## PROBLEM REQUIREMENTS
Of all the lines in the records below, copy only those that contain the string "replies".

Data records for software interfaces

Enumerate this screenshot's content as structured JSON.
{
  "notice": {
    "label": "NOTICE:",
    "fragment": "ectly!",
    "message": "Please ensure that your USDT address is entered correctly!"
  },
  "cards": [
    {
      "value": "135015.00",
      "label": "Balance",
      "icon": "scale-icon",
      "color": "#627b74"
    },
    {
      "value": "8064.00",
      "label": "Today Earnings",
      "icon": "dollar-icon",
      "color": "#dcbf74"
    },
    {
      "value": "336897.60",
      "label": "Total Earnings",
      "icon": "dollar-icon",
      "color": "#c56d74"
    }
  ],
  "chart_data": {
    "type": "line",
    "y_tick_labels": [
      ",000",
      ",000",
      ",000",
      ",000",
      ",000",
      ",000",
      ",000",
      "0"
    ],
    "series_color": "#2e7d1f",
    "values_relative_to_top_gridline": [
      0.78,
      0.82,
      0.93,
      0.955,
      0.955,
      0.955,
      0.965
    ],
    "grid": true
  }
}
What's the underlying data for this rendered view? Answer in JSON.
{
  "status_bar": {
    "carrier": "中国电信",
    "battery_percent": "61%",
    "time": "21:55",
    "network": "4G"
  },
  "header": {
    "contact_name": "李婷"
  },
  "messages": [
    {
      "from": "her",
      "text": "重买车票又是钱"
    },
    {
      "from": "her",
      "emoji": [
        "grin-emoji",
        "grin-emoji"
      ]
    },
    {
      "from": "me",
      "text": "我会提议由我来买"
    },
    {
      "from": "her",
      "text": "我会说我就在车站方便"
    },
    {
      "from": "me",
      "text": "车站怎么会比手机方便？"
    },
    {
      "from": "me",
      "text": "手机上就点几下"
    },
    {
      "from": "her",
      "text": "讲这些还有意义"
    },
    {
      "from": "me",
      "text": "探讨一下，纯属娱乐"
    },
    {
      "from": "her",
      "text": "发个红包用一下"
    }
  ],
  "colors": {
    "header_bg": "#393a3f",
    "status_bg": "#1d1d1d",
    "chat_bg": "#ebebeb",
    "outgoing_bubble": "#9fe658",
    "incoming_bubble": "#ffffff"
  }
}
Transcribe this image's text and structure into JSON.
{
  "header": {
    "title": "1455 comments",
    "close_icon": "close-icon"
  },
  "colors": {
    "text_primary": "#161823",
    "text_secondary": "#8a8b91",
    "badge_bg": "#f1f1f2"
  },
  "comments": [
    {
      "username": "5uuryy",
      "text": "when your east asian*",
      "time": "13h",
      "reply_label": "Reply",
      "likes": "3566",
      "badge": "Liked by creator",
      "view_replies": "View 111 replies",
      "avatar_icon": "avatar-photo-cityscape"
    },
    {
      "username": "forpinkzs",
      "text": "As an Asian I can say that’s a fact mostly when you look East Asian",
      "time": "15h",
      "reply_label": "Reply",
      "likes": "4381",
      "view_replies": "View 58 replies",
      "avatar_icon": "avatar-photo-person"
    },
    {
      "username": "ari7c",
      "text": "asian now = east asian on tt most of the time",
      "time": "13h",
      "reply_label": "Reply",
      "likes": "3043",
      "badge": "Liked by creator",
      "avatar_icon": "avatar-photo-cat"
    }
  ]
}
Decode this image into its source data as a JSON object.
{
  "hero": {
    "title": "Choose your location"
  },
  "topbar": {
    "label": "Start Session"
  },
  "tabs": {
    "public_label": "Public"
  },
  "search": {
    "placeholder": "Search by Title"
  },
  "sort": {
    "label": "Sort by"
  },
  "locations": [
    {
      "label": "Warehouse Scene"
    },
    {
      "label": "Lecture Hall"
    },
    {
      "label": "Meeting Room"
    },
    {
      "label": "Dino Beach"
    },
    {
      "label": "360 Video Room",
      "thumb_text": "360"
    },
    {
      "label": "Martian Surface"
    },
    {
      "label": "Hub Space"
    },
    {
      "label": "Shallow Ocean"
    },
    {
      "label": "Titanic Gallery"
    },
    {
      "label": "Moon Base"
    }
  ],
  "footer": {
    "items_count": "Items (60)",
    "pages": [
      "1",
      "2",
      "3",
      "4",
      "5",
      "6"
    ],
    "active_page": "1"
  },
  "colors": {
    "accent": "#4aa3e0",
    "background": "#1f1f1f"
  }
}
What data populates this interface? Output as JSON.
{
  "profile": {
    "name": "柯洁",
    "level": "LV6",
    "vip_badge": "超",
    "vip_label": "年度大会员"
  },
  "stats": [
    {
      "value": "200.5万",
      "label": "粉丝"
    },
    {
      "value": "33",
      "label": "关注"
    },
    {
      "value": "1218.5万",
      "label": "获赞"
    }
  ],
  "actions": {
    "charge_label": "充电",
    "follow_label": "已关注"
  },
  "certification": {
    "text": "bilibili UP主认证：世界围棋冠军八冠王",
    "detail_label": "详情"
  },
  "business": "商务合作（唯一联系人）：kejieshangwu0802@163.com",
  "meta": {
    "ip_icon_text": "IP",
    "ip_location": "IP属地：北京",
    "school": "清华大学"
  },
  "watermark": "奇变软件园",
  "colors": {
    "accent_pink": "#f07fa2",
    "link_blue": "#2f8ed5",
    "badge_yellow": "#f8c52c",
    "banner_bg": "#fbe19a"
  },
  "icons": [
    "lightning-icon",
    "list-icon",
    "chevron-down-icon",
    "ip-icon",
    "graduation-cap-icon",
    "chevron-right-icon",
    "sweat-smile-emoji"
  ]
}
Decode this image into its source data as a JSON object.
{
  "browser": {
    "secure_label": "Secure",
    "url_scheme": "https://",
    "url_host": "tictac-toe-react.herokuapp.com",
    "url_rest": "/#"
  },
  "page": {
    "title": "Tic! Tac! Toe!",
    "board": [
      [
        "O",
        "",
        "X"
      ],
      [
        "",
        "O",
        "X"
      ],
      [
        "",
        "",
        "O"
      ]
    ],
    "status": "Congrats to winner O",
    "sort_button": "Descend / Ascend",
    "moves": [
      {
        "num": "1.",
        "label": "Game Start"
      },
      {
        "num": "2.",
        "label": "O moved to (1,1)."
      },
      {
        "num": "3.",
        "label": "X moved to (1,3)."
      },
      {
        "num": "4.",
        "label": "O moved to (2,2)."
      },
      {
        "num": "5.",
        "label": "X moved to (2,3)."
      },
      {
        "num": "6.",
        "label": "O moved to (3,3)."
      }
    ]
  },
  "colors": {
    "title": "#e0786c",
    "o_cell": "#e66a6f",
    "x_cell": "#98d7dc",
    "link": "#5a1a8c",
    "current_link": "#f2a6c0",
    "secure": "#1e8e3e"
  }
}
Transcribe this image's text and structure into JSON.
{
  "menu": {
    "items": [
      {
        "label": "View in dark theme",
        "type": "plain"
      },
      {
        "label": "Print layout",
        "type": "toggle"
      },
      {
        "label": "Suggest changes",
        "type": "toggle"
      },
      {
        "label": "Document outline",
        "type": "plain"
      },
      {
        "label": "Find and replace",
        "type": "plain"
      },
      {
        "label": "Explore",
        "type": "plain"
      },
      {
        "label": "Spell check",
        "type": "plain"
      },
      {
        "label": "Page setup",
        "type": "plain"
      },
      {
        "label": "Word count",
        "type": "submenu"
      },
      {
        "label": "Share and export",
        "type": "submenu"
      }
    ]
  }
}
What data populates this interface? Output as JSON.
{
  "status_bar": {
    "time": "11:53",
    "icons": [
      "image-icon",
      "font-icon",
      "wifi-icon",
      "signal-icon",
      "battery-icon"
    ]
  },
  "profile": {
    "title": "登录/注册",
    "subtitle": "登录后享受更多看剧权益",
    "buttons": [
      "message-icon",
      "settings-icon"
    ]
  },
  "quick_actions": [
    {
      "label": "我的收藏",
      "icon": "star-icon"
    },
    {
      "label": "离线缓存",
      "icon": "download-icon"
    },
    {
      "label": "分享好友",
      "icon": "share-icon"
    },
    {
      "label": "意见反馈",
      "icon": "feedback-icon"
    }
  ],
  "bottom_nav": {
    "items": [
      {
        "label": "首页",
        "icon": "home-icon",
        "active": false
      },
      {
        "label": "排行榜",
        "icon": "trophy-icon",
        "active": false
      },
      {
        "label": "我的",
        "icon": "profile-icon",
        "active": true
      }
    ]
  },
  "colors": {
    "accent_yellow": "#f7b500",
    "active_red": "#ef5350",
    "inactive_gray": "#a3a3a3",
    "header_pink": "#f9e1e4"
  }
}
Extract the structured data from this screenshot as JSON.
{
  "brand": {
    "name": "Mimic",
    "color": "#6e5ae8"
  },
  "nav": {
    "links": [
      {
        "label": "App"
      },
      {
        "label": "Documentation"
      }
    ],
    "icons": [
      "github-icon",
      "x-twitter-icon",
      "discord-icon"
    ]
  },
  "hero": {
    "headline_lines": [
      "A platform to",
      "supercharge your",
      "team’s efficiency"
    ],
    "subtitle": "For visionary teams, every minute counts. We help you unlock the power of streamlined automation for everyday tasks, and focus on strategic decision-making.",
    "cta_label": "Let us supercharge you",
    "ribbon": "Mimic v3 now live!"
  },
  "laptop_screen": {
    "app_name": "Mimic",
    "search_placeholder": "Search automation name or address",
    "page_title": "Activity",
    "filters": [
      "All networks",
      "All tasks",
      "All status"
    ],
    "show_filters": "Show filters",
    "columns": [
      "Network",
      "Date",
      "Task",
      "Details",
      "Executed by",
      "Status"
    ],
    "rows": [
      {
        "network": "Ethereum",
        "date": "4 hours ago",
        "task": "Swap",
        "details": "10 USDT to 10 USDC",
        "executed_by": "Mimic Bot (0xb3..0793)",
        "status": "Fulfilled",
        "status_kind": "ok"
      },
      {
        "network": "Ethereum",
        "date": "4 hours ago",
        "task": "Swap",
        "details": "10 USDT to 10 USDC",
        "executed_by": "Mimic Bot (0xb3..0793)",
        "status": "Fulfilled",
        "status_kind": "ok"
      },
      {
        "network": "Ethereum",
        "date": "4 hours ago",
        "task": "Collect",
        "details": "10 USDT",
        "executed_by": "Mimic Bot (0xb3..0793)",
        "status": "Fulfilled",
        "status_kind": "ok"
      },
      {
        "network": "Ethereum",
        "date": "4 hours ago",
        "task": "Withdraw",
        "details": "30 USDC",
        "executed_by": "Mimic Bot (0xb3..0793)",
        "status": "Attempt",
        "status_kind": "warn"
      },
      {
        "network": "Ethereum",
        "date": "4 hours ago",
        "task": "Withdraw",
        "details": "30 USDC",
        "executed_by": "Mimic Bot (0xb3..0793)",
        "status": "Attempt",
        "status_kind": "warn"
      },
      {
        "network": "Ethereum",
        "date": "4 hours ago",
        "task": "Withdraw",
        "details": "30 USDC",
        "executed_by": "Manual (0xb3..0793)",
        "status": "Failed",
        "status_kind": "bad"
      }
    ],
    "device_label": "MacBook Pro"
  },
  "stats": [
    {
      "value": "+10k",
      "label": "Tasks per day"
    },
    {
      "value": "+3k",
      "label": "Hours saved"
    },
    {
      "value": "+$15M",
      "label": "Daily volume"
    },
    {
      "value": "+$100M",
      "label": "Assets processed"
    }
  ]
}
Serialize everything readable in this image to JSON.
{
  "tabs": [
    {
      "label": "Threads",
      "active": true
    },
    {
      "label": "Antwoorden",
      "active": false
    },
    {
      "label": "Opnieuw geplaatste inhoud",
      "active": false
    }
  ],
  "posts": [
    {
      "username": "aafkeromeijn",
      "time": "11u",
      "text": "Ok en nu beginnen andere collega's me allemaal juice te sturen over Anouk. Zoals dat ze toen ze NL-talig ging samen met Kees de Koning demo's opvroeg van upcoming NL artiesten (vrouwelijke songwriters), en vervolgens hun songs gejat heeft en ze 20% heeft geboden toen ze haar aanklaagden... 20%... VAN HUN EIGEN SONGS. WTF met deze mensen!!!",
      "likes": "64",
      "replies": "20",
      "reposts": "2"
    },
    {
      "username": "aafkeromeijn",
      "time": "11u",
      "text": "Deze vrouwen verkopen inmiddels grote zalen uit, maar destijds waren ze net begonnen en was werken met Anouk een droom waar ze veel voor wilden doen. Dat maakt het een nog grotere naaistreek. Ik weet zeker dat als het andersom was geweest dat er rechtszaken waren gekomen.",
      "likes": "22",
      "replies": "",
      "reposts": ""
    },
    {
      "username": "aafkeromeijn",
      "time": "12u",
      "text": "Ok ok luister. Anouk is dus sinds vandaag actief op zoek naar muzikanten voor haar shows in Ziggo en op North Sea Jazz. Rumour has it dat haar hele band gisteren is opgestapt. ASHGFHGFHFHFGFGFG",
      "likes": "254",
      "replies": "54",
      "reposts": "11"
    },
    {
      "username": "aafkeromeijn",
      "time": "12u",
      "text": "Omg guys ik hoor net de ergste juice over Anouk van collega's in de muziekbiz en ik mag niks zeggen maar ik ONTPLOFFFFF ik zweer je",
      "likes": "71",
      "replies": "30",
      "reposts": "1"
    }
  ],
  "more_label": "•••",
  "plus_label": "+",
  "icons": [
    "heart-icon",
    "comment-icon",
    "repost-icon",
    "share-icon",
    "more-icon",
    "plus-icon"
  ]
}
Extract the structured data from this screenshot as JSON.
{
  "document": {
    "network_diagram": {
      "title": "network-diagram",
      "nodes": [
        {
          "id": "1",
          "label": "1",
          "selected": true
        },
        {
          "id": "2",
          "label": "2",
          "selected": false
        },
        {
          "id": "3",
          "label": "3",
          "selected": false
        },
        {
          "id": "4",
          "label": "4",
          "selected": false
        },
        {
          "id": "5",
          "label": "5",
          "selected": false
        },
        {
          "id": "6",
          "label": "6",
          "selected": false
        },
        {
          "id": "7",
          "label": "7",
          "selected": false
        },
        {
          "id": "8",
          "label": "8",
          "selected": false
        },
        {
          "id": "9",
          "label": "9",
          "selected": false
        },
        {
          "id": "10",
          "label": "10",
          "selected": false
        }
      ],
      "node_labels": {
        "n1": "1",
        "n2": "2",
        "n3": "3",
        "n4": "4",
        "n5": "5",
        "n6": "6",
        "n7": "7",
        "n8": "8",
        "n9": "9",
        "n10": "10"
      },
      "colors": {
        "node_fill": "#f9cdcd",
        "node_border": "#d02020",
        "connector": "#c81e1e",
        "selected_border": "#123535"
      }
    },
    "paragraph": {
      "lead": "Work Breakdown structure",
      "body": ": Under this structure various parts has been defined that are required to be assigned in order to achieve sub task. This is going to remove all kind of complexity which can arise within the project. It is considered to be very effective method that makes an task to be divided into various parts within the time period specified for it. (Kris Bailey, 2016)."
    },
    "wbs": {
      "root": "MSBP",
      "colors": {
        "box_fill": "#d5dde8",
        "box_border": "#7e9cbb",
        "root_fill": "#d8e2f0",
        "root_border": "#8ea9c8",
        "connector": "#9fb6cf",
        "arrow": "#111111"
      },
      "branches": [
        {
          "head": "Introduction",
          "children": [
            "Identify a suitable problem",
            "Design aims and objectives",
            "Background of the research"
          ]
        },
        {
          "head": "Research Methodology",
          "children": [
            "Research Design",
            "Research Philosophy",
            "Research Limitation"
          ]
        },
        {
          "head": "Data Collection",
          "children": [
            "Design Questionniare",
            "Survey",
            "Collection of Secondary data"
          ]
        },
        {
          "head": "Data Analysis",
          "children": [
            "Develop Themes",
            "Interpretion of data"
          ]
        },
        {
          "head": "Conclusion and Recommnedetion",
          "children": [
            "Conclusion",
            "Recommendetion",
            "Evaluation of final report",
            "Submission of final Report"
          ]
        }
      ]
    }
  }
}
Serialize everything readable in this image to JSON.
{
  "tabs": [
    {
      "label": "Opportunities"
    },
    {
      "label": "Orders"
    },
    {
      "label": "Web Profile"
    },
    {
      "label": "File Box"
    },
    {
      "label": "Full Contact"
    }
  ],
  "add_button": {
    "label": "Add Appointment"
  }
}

## EXERCISE RESULT
      "view_replies": "View 111 replies",
      "view_replies": "View 58 replies",
      "replies": "20",
      "replies": "",
      "replies": "54",
      "replies": "30",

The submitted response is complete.